## WORK REQUIRED
Only the text should be kept: print every entry below exactly and leave each image out.
======== EXCERPTED DATA ========
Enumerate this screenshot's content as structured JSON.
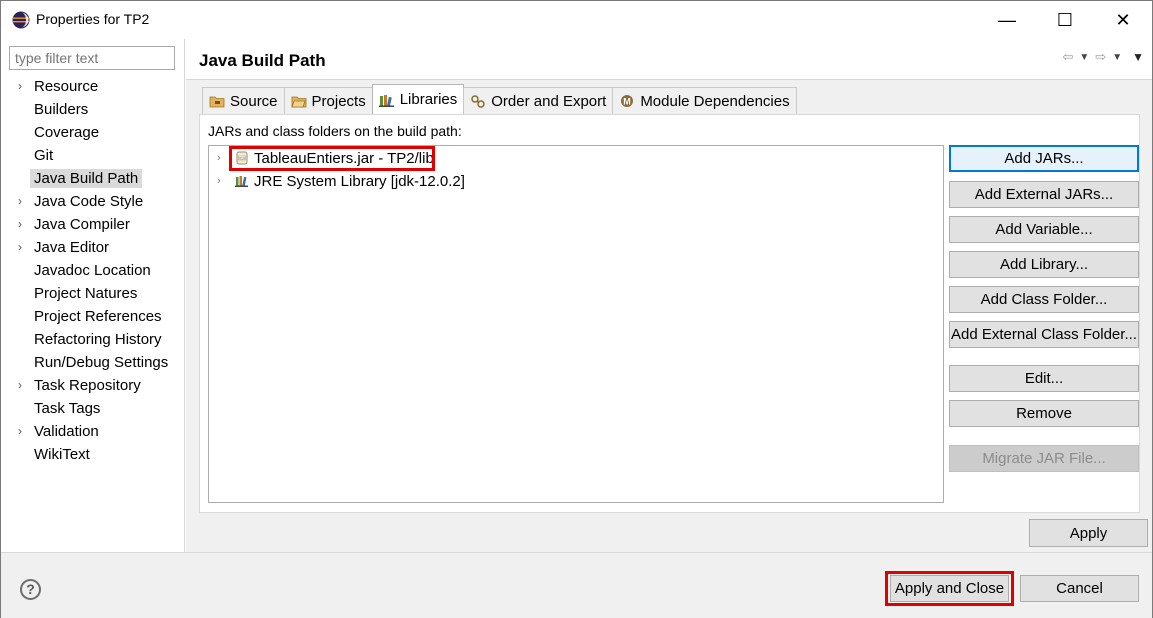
{
  "window": {
    "title": "Properties for TP2",
    "minimize_glyph": "—",
    "maximize_glyph": "☐",
    "close_glyph": "✕"
  },
  "left_pane": {
    "filter_placeholder": "type filter text",
    "items": [
      {
        "label": "Resource",
        "expandable": true
      },
      {
        "label": "Builders",
        "expandable": false
      },
      {
        "label": "Coverage",
        "expandable": false
      },
      {
        "label": "Git",
        "expandable": false
      },
      {
        "label": "Java Build Path",
        "expandable": false,
        "selected": true
      },
      {
        "label": "Java Code Style",
        "expandable": true
      },
      {
        "label": "Java Compiler",
        "expandable": true
      },
      {
        "label": "Java Editor",
        "expandable": true
      },
      {
        "label": "Javadoc Location",
        "expandable": false
      },
      {
        "label": "Project Natures",
        "expandable": false
      },
      {
        "label": "Project References",
        "expandable": false
      },
      {
        "label": "Refactoring History",
        "expandable": false
      },
      {
        "label": "Run/Debug Settings",
        "expandable": false
      },
      {
        "label": "Task Repository",
        "expandable": true
      },
      {
        "label": "Task Tags",
        "expandable": false
      },
      {
        "label": "Validation",
        "expandable": true
      },
      {
        "label": "WikiText",
        "expandable": false
      }
    ]
  },
  "page": {
    "title": "Java Build Path",
    "tabs": [
      {
        "label": "Source",
        "icon": "source-folder-icon"
      },
      {
        "label": "Projects",
        "icon": "projects-folder-icon"
      },
      {
        "label": "Libraries",
        "icon": "libraries-icon",
        "active": true
      },
      {
        "label": "Order and Export",
        "icon": "order-export-icon"
      },
      {
        "label": "Module Dependencies",
        "icon": "module-icon"
      }
    ],
    "build_path_label": "JARs and class folders on the build path:",
    "libraries": [
      {
        "label": "TableauEntiers.jar - TP2/lib",
        "icon": "jar-icon",
        "highlighted": true
      },
      {
        "label": "JRE System Library [jdk-12.0.2]",
        "icon": "library-icon",
        "highlighted": false
      }
    ],
    "buttons": {
      "add_jars": "Add JARs...",
      "add_external_jars": "Add External JARs...",
      "add_variable": "Add Variable...",
      "add_library": "Add Library...",
      "add_class_folder": "Add Class Folder...",
      "add_external_class_folder": "Add External Class Folder...",
      "edit": "Edit...",
      "remove": "Remove",
      "migrate_jar": "Migrate JAR File..."
    },
    "apply": "Apply"
  },
  "footer": {
    "help_glyph": "?",
    "apply_and_close": "Apply and Close",
    "cancel": "Cancel"
  },
  "colors": {
    "annotation_red": "#e00000",
    "focus_blue": "#0078d7"
  }
}
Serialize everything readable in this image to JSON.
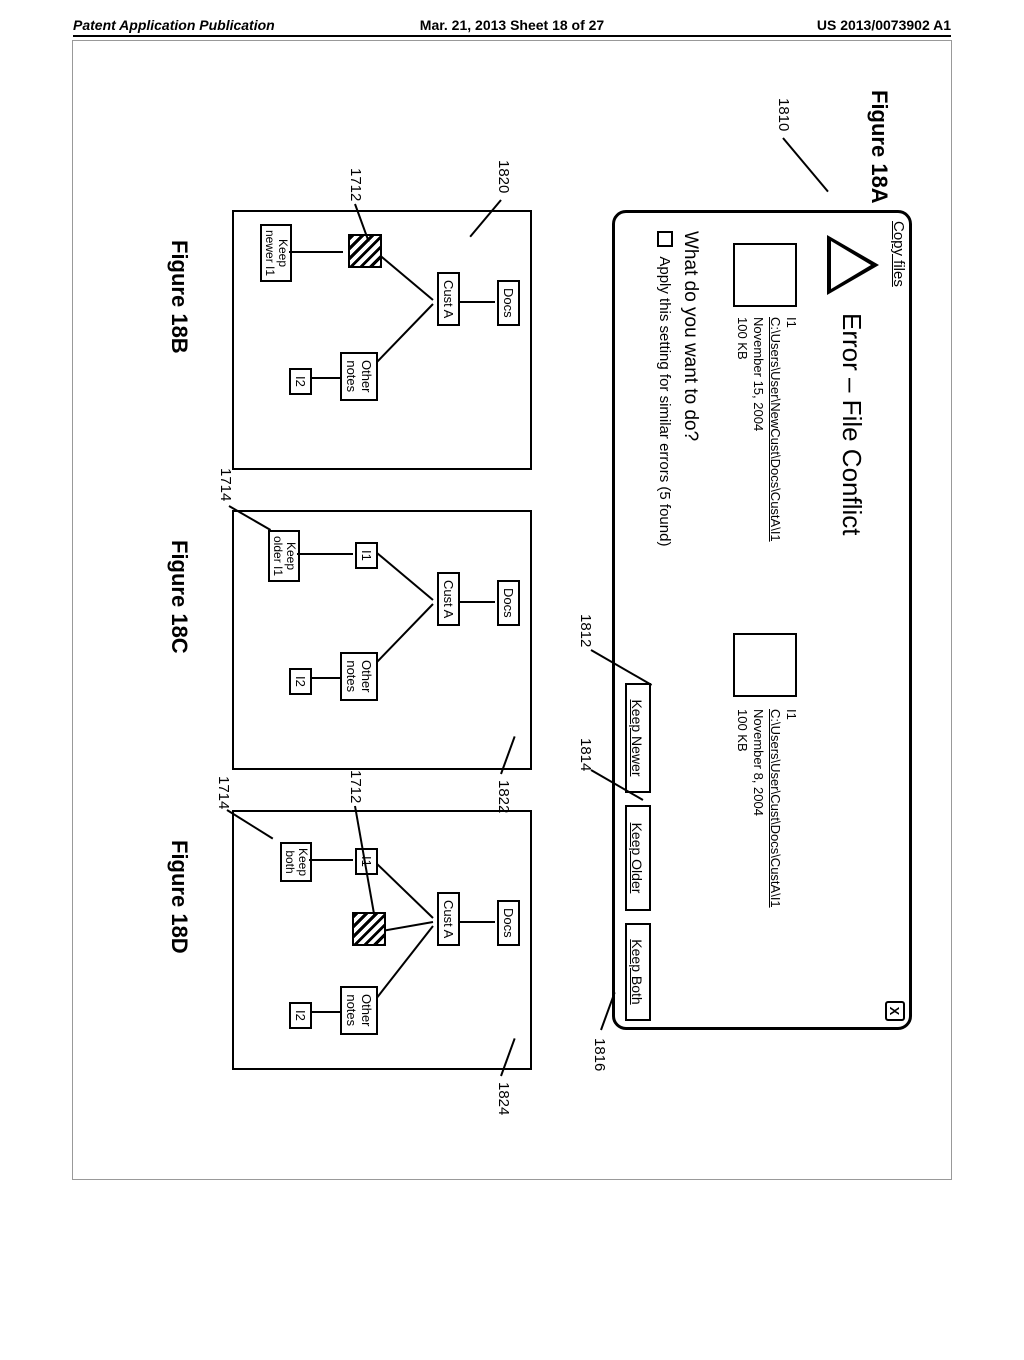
{
  "header": {
    "left": "Patent Application Publication",
    "mid": "Mar. 21, 2013  Sheet 18 of 27",
    "right": "US 2013/0073902 A1"
  },
  "fig18A": {
    "label": "Figure 18A",
    "ref": "1810",
    "dialog": {
      "title": "Copy files",
      "close": "X",
      "heading": "Error – File Conflict",
      "file_left": {
        "name": "I1",
        "path": "C:\\Users\\User\\NewCust\\Docs\\CustA\\I1",
        "date": "November 15, 2004",
        "size": "100 KB"
      },
      "file_right": {
        "name": "I1",
        "path": "C:\\Users\\User\\Cust\\Docs\\CustA\\I1",
        "date": "November 8, 2004",
        "size": "100 KB"
      },
      "prompt": "What do you want to do?",
      "apply_label": "Apply this setting for similar errors (5 found)",
      "buttons": {
        "newer": "Keep Newer",
        "older": "Keep Older",
        "both": "Keep Both"
      },
      "refs": {
        "newer": "1812",
        "older": "1814",
        "both": "1816"
      }
    }
  },
  "trees": {
    "docs": "Docs",
    "custA": "Cust A",
    "i1": "I1",
    "other_notes": "Other\nnotes",
    "i2": "I2"
  },
  "fig18B": {
    "label": "Figure 18B",
    "panel_ref": "1820",
    "hatched_ref": "1712",
    "caption": "Keep\nnewer I1"
  },
  "fig18C": {
    "label": "Figure 18C",
    "caption": "Keep\nolder I1",
    "i1_ref": "1714",
    "panel_ref": "1822"
  },
  "fig18D": {
    "label": "Figure 18D",
    "panel_ref": "1824",
    "hatched_ref": "1712",
    "i1_ref": "1714",
    "caption": "Keep\nboth"
  }
}
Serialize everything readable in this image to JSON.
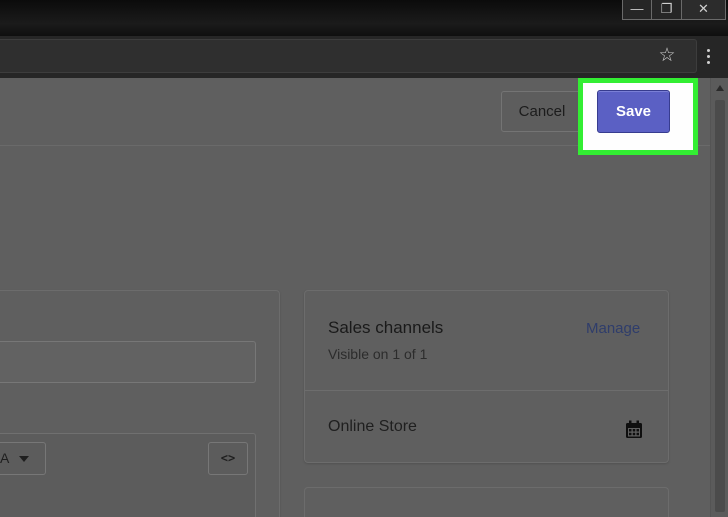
{
  "window": {
    "minimize_glyph": "—",
    "restore_glyph": "❐",
    "close_glyph": "✕"
  },
  "toolbar": {
    "bookmark_icon": "star-icon",
    "menu_icon": "kebab-menu-icon"
  },
  "header": {
    "cancel_label": "Cancel",
    "save_label": "Save",
    "highlight_color": "#33ee33",
    "save_color": "#5b60c4"
  },
  "editor": {
    "format_value": "A",
    "code_label": "<>"
  },
  "sales_channels": {
    "title": "Sales channels",
    "subtitle": "Visible on 1 of 1",
    "manage_label": "Manage",
    "channels": [
      {
        "name": "Online Store",
        "icon": "calendar-icon"
      }
    ]
  }
}
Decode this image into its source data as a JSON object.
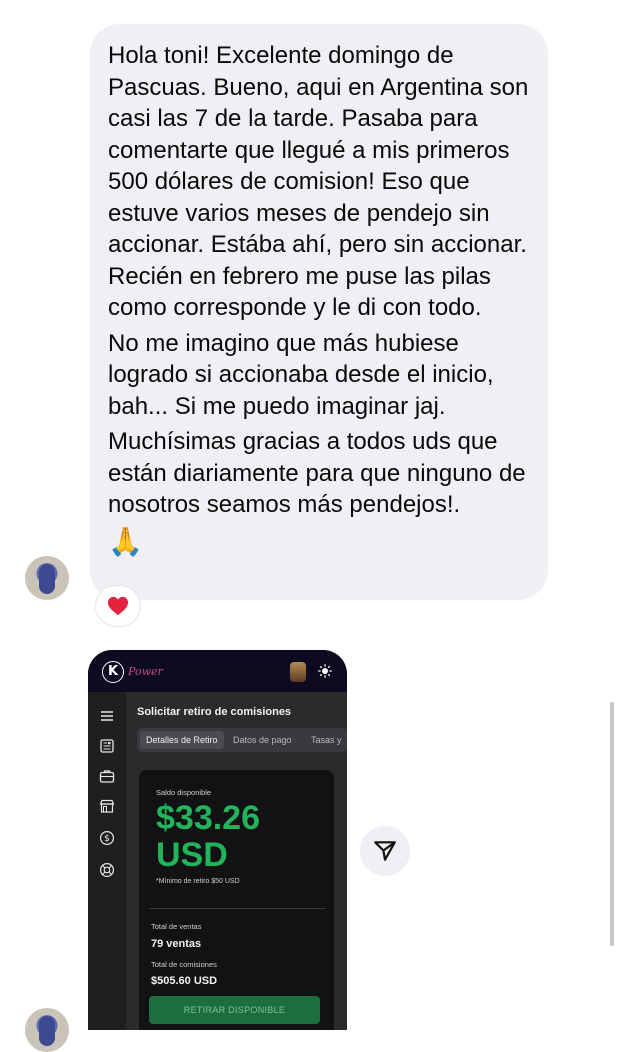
{
  "message": {
    "paragraphs": [
      "Hola toni! Excelente domingo de Pascuas. Bueno, aqui en Argentina son casi las 7 de la tarde. Pasaba para comentarte que llegué a mis primeros 500 dólares de comision! Eso que estuve varios meses de pendejo sin accionar. Estába ahí, pero sin accionar. Recién en febrero me puse las pilas como corresponde y le di con todo.",
      "No me imagino que más hubiese logrado si accionaba desde el inicio, bah... Si me puedo imaginar jaj.",
      "Muchísimas gracias a todos uds que están diariamente para que ninguno de nosotros seamos más pendejos!."
    ],
    "emoji": "🙏",
    "reaction_emoji": "❤️"
  },
  "screenshot": {
    "brand": "Power",
    "section_title": "Solicitar retiro de comisiones",
    "tabs": [
      "Detalles de Retiro",
      "Datos de pago",
      "Tasas y"
    ],
    "balance_label": "Saldo disponible",
    "balance_amount": "$33.26",
    "balance_currency": "USD",
    "min_note": "*Mínimo de retiro $50 USD",
    "sales_label": "Total de ventas",
    "sales_value": "79 ventas",
    "commissions_label": "Total de comisiones",
    "commissions_value": "$505.60 USD",
    "withdraw_button": "RETIRAR DISPONIBLE"
  },
  "colors": {
    "bubble": "#efeff4",
    "balance_green": "#22b45a",
    "button_green": "#1c6f3c",
    "header_navy": "#0d0b22"
  }
}
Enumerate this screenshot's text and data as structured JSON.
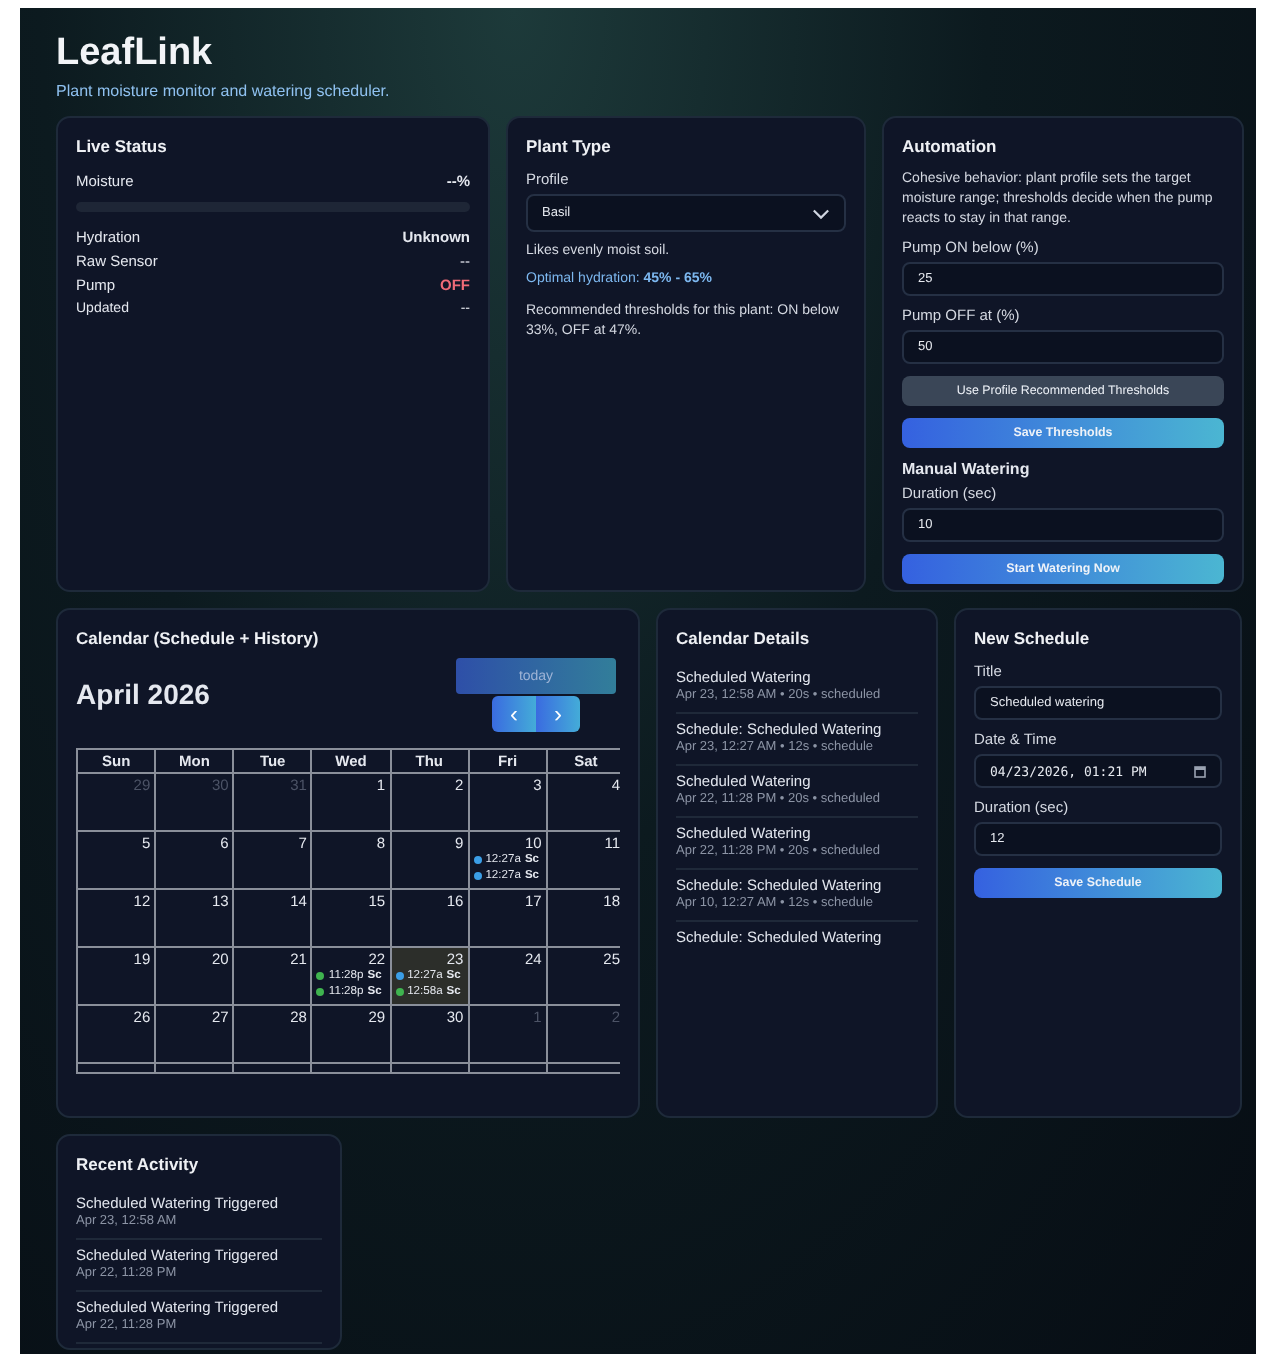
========
## WRITTEN ANSWER
Enumerate this screenshot's content as structured JSON.
{
  "window": {
    "title": "Properties for TP2",
    "minimize_glyph": "—",
    "maximize_glyph": "☐",
    "close_glyph": "✕"
  },
  "left_pane": {
    "filter_placeholder": "type filter text",
    "items": [
      {
        "label": "Resource",
        "expandable": true
      },
      {
        "label": "Builders",
        "expandable": false
      },
      {
        "label": "Coverage",
        "expandable": false
      },
      {
        "label": "Git",
        "expandable": false
      },
      {
        "label": "Java Build Path",
        "expandable": false,
        "selected": true
      },
      {
        "label": "Java Code Style",
        "expandable": true
      },
      {
        "label": "Java Compiler",
        "expandable": true
      },
      {
        "label": "Java Editor",
        "expandable": true
      },
      {
        "label": "Javadoc Location",
        "expandable": false
      },
      {
        "label": "Project Natures",
        "expandable": false
      },
      {
        "label": "Project References",
        "expandable": false
      },
      {
        "label": "Refactoring History",
        "expandable": false
      },
      {
        "label": "Run/Debug Settings",
        "expandable": false
      },
      {
        "label": "Task Repository",
        "expandable": true
      },
      {
        "label": "Task Tags",
        "expandable": false
      },
      {
        "label": "Validation",
        "expandable": true
      },
      {
        "label": "WikiText",
        "expandable": false
      }
    ]
  },
  "page": {
    "title": "Java Build Path",
    "tabs": [
      {
        "label": "Source",
        "icon": "source-folder-icon"
      },
      {
        "label": "Projects",
        "icon": "projects-folder-icon"
      },
      {
        "label": "Libraries",
        "icon": "libraries-icon",
        "active": true
      },
      {
        "label": "Order and Export",
        "icon": "order-export-icon"
      },
      {
        "label": "Module Dependencies",
        "icon": "module-icon"
      }
    ],
    "build_path_label": "JARs and class folders on the build path:",
    "libraries": [
      {
        "label": "TableauEntiers.jar - TP2/lib",
        "icon": "jar-icon",
        "highlighted": true
      },
      {
        "label": "JRE System Library [jdk-12.0.2]",
        "icon": "library-icon",
        "highlighted": false
      }
    ],
    "buttons": {
      "add_jars": "Add JARs...",
      "add_external_jars": "Add External JARs...",
      "add_variable": "Add Variable...",
      "add_library": "Add Library...",
      "add_class_folder": "Add Class Folder...",
      "add_external_class_folder": "Add External Class Folder...",
      "edit": "Edit...",
      "remove": "Remove",
      "migrate_jar": "Migrate JAR File..."
    },
    "apply": "Apply"
  },
  "footer": {
    "help_glyph": "?",
    "apply_and_close": "Apply and Close",
    "cancel": "Cancel"
  },
  "colors": {
    "annotation_red": "#e00000",
    "focus_blue": "#0078d7"
  }
}
Serialize everything readable in this image to JSON.
{
  "header": {
    "left": "Patent Application Publication",
    "mid": "Mar. 21, 2013  Sheet 18 of 27",
    "right": "US 2013/0073902 A1"
  },
  "fig18A": {
    "label": "Figure 18A",
    "ref": "1810",
    "dialog": {
      "title": "Copy files",
      "close": "X",
      "heading": "Error – File Conflict",
      "file_left": {
        "name": "I1",
        "path": "C:\\Users\\User\\NewCust\\Docs\\CustA\\I1",
        "date": "November 15, 2004",
        "size": "100 KB"
      },
      "file_right": {
        "name": "I1",
        "path": "C:\\Users\\User\\Cust\\Docs\\CustA\\I1",
        "date": "November 8, 2004",
        "size": "100 KB"
      },
      "prompt": "What do you want to do?",
      "apply_label": "Apply this setting for similar errors (5 found)",
      "buttons": {
        "newer": "Keep Newer",
        "older": "Keep Older",
        "both": "Keep Both"
      },
      "refs": {
        "newer": "1812",
        "older": "1814",
        "both": "1816"
      }
    }
  },
  "trees": {
    "docs": "Docs",
    "custA": "Cust A",
    "i1": "I1",
    "other_notes": "Other\nnotes",
    "i2": "I2"
  },
  "fig18B": {
    "label": "Figure 18B",
    "panel_ref": "1820",
    "hatched_ref": "1712",
    "caption": "Keep\nnewer I1"
  },
  "fig18C": {
    "label": "Figure 18C",
    "caption": "Keep\nolder I1",
    "i1_ref": "1714",
    "panel_ref": "1822"
  },
  "fig18D": {
    "label": "Figure 18D",
    "panel_ref": "1824",
    "hatched_ref": "1712",
    "i1_ref": "1714",
    "caption": "Keep\nboth"
  }
}
Serialize everything readable in this image to JSON.
{
  "window": {
    "minimize_glyph": "—",
    "restore_glyph": "❐",
    "close_glyph": "✕"
  },
  "toolbar": {
    "bookmark_icon": "star-icon",
    "menu_icon": "kebab-menu-icon"
  },
  "header": {
    "cancel_label": "Cancel",
    "save_label": "Save",
    "highlight_color": "#33ee33",
    "save_color": "#5b60c4"
  },
  "editor": {
    "format_value": "A",
    "code_label": "<>"
  },
  "sales_channels": {
    "title": "Sales channels",
    "subtitle": "Visible on 1 of 1",
    "manage_label": "Manage",
    "channels": [
      {
        "name": "Online Store",
        "icon": "calendar-icon"
      }
    ]
  }
}
Decode this image into its source data as a JSON object.
{
  "message": {
    "paragraphs": [
      "Hola toni! Excelente domingo de Pascuas. Bueno, aqui en Argentina son casi las 7 de la tarde. Pasaba para comentarte que llegué a mis primeros 500 dólares de comision! Eso que estuve varios meses de pendejo sin accionar. Estába ahí, pero sin accionar. Recién en febrero me puse las pilas como corresponde y le di con todo.",
      "No me imagino que más hubiese logrado si accionaba desde el inicio, bah... Si me puedo imaginar jaj.",
      "Muchísimas gracias a todos uds que están diariamente para que ninguno de nosotros seamos más pendejos!."
    ],
    "emoji": "🙏",
    "reaction_emoji": "❤️"
  },
  "screenshot": {
    "brand": "Power",
    "section_title": "Solicitar retiro de comisiones",
    "tabs": [
      "Detalles de Retiro",
      "Datos de pago",
      "Tasas y"
    ],
    "balance_label": "Saldo disponible",
    "balance_amount": "$33.26",
    "balance_currency": "USD",
    "min_note": "*Mínimo de retiro $50 USD",
    "sales_label": "Total de ventas",
    "sales_value": "79 ventas",
    "commissions_label": "Total de comisiones",
    "commissions_value": "$505.60 USD",
    "withdraw_button": "RETIRAR DISPONIBLE"
  },
  "colors": {
    "bubble": "#efeff4",
    "balance_green": "#22b45a",
    "button_green": "#1c6f3c",
    "header_navy": "#0d0b22"
  }
}
Enumerate this screenshot's text and data as structured JSON.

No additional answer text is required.